The Ramones all originated from Forest Hills [Queens,] and kids who grew up there either became musicians, degenerates or dentists,” Tommy Ramone wrote in an early press release. “The Ramones are a little of each. Their sound is not unlike a fast drill on a rear molar.”

Sure, Queens has never had the cachet of Manhattan or Brooklyn, but the borough’s role in promoting New York musicians shouldn’t be overlooked. Consider Coventry in Sunnyside, Queens: The erstwhile Popcorn Pub changed its name at the end of January 1973 — the same weekend it hosted KISS’ first-ever gigs — and went on to feature an eclectic assortment of musical acts.

“It was a big club, around 5,000 square feet, and it held around 700 people,” recalled owner Paul Sub in Ken Sharp’s Dressed to Kill. “Everyone from KISS, The New York Dolls, The Ramones, Blondie, Sam & Dave, The Dictators, and Elephant’s Memory played there. I’d put on 10 acts a week, both local and national. The only act we turned down, because we didn’t want to spend $300, was Aerosmith (laughs). The New York Dolls were really the ones that kept Coventry going. They played once a month, and whenever they played, 700 people would show up. They had the main following of all the bands who played there.”

According to Dictators bassist Andy Shernoff, “The Coventry was one of the glitter-rock places in New York, and if you were doing original music, that was the ONLY place to play. If you were a cover band, you could play anywhere; that’s what people wanted to see.”

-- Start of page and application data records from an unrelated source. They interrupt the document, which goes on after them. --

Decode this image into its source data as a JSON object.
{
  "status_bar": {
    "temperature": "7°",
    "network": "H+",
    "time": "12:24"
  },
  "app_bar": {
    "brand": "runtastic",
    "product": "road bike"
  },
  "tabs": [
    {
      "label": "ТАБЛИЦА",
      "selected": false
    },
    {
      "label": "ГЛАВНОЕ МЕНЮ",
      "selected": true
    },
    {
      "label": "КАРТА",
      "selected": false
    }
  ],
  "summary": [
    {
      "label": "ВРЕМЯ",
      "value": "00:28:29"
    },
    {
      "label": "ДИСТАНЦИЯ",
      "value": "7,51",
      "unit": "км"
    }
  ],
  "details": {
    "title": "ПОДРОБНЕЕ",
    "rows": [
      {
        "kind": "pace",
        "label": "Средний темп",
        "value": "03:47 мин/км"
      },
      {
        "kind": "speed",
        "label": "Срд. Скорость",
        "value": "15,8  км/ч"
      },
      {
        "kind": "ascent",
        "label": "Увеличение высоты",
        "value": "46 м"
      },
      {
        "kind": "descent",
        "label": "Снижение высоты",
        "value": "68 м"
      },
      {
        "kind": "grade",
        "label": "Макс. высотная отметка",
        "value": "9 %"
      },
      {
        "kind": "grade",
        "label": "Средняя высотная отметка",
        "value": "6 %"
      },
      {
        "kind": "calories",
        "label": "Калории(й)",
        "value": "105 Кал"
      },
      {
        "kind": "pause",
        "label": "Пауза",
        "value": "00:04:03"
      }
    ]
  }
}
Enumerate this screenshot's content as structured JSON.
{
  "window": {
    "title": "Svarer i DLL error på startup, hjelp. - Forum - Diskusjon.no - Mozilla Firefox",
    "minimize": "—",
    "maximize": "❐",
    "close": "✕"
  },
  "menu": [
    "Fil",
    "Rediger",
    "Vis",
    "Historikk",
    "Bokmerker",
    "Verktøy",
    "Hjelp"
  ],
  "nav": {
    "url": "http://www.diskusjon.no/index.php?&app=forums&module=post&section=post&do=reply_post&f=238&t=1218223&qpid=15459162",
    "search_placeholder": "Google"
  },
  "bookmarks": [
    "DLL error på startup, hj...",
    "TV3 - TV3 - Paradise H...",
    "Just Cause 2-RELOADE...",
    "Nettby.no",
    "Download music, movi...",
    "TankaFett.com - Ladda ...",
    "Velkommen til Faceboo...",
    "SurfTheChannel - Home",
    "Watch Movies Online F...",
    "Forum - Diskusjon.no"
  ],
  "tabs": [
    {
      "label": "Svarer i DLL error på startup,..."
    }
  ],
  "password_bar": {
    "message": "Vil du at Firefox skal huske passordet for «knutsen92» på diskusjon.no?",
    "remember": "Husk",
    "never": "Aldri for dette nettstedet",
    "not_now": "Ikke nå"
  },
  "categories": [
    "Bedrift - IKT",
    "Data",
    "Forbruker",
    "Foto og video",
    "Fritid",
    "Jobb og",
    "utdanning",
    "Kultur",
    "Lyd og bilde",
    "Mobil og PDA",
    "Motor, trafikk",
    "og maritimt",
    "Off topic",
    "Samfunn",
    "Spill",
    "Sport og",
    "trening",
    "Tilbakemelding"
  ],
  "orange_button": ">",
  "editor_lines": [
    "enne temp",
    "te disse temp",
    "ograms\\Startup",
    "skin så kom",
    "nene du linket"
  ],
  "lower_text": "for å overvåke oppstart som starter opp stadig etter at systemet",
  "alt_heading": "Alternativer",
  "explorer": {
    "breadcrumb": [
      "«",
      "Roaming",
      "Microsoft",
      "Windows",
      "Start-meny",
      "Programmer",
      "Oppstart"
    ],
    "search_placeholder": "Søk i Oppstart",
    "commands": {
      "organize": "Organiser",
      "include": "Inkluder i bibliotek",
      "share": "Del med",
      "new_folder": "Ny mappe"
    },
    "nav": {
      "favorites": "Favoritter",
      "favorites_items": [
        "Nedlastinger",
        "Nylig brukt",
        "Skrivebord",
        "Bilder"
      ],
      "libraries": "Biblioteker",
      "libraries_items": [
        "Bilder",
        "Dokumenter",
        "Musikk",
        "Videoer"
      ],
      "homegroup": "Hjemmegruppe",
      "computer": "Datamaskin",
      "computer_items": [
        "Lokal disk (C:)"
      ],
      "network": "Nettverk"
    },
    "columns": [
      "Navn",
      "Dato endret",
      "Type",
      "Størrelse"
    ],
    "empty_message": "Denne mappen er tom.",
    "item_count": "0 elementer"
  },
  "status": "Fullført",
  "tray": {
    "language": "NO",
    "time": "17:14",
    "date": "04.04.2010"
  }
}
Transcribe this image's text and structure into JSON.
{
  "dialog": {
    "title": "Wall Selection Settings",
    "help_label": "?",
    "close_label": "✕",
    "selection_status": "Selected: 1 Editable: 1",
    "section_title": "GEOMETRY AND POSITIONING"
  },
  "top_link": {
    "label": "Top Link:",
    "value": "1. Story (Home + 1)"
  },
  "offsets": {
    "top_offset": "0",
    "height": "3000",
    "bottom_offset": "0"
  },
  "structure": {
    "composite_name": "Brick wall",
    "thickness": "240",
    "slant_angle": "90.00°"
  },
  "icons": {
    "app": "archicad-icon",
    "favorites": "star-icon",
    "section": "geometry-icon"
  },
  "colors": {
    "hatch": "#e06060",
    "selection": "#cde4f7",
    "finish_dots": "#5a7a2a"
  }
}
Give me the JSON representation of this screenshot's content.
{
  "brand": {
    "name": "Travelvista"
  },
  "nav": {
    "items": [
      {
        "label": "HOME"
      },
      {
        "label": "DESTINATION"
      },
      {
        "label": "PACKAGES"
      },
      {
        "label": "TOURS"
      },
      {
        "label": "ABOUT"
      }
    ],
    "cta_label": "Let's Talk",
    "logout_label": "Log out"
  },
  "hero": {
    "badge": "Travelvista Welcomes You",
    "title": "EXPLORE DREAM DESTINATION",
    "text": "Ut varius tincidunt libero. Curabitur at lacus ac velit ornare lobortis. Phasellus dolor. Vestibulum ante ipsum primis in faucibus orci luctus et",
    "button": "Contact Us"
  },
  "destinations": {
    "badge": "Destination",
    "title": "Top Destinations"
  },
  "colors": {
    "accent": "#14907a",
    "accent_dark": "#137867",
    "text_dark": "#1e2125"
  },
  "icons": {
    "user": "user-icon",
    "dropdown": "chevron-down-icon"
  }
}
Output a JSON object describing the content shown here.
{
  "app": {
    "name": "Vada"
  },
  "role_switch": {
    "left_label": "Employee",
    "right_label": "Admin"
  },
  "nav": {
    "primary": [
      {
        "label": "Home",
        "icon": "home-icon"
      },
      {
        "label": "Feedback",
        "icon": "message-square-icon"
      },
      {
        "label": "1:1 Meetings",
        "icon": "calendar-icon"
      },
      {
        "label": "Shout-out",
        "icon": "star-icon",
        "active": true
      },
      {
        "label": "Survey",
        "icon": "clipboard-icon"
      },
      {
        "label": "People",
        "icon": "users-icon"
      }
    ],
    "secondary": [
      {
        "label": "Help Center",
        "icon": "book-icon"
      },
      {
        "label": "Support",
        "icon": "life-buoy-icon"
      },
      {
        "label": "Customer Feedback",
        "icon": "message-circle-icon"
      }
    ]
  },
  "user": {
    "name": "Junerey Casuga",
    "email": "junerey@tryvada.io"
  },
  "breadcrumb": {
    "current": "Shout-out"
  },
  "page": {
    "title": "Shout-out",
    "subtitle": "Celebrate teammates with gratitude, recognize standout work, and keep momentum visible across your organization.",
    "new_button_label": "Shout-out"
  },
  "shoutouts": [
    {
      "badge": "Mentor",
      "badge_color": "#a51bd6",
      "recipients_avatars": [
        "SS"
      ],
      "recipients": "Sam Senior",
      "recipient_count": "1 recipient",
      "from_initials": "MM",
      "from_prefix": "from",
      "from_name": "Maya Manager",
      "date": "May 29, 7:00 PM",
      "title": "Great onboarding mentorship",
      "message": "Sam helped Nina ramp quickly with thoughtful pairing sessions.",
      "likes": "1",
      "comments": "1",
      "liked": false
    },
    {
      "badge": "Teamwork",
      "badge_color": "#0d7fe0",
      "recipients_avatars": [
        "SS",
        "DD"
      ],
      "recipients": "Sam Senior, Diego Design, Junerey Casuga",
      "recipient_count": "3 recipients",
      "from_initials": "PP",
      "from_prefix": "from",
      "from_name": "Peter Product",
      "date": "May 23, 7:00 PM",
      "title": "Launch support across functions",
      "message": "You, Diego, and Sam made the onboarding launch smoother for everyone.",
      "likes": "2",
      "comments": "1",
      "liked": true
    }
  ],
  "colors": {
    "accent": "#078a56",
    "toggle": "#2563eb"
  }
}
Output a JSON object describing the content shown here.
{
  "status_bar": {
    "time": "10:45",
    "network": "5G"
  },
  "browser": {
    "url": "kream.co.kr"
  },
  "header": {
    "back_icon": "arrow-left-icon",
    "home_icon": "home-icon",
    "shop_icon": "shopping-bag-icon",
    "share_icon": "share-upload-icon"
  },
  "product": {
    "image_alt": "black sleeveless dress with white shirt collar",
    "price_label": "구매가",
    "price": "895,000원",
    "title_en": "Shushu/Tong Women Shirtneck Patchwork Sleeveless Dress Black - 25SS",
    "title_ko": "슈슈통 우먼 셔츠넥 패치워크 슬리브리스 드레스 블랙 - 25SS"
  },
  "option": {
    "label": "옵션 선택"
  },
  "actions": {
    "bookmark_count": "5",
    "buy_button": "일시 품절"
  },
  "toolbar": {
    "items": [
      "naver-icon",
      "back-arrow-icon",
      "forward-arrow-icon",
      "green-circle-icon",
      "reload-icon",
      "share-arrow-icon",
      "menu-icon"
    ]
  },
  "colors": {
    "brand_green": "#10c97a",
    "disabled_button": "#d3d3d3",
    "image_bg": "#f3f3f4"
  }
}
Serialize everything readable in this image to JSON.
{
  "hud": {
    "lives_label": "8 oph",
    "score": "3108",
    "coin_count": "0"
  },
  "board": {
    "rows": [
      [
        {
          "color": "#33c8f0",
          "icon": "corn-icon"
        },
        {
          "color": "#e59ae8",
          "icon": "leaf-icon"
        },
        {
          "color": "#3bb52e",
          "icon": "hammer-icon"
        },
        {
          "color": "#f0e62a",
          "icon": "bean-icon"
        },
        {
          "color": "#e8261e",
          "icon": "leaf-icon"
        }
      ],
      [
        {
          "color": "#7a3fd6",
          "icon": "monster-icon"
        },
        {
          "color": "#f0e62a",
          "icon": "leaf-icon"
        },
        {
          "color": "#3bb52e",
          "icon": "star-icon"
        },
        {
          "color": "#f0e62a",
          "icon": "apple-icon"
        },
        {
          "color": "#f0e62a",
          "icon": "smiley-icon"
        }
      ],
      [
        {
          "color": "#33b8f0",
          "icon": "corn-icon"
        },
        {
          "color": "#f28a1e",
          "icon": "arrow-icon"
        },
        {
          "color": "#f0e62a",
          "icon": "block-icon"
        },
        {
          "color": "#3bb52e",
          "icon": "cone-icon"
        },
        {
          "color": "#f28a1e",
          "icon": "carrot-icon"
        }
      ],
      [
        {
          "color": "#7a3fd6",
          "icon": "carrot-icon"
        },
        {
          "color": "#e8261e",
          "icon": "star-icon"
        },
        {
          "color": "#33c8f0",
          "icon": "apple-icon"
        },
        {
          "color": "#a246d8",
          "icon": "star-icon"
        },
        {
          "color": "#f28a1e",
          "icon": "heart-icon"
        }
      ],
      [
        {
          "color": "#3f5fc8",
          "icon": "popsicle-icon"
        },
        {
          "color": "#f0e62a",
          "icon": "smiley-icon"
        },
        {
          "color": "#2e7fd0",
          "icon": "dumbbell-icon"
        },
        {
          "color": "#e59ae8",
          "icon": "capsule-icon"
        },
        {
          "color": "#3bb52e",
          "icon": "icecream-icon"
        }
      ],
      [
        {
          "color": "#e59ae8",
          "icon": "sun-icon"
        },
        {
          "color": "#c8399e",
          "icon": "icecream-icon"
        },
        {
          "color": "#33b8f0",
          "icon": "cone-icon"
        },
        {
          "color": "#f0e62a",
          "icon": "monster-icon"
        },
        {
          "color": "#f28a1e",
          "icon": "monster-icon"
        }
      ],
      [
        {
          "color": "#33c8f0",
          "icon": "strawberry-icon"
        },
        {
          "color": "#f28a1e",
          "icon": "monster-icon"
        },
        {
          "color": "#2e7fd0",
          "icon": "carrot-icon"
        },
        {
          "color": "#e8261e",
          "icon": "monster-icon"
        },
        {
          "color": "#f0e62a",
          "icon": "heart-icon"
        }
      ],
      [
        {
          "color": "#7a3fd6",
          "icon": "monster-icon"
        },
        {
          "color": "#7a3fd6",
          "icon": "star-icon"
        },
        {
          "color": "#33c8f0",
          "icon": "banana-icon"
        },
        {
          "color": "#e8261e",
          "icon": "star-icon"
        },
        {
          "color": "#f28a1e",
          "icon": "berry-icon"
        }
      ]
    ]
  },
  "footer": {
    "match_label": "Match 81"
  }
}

Many of the up-and-coming local acts to visit Coventry are now more closely associated with Manhattan clubs like Max’s Kansas City; the Mercer Arts Center; and CBGB, which would open later that year. (Before he switched noms de punk, Joey Ramone played at Coventry often as “Jeff Starship” with his first band, Sniper.) Others aren’t so well remembered, but they’re worth more than a casual listen. Here are five bands that played Coventry and you should know about:  Continue reading “Between KISS and the Ramones: Coventry and 5 bands you should know about”